*** Provided information ***
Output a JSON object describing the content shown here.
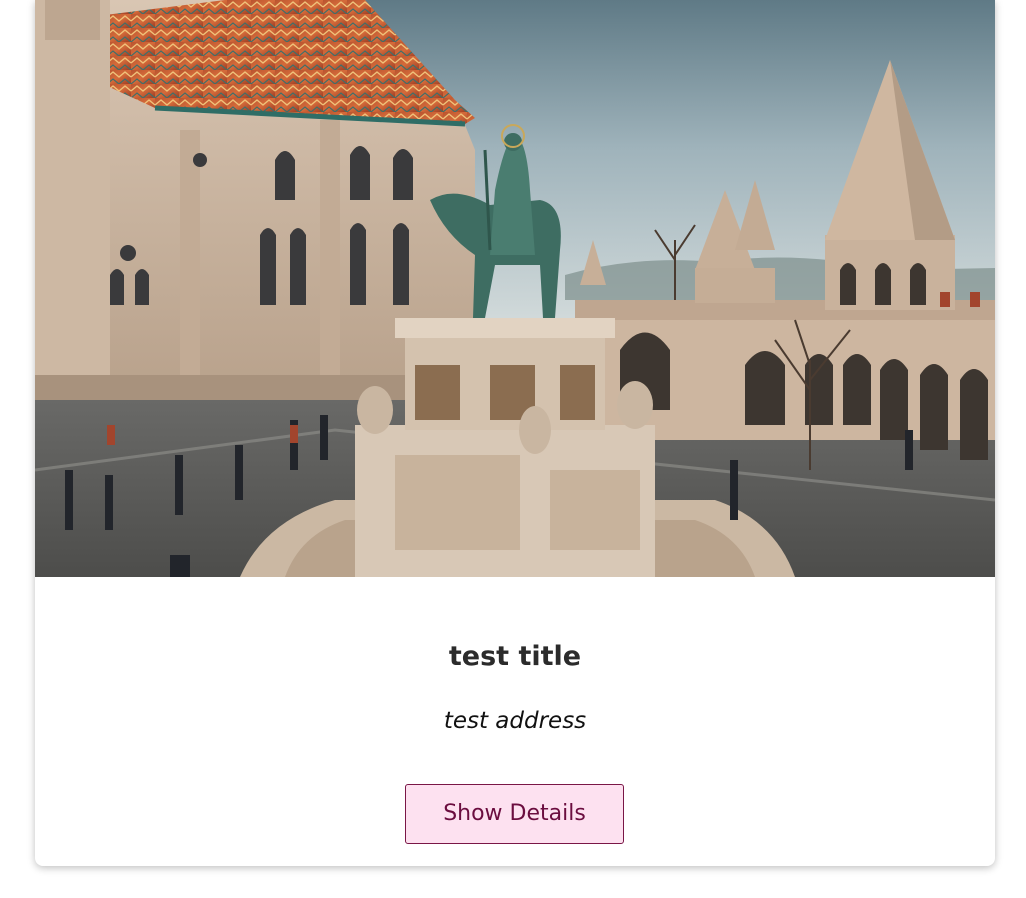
{
  "card": {
    "title": "test title",
    "address": "test address",
    "button_label": "Show Details"
  },
  "colors": {
    "button_background": "#fde1f0",
    "button_border": "#7a1646",
    "button_text": "#6b0d3f",
    "title_text": "#2b2b2b"
  }
}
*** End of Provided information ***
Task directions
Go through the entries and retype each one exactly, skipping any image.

Output below
Output a JSON object describing the content shown here.
{
  "card": {
    "title": "test title",
    "address": "test address",
    "button_label": "Show Details"
  },
  "colors": {
    "button_background": "#fde1f0",
    "button_border": "#7a1646",
    "button_text": "#6b0d3f",
    "title_text": "#2b2b2b"
  }
}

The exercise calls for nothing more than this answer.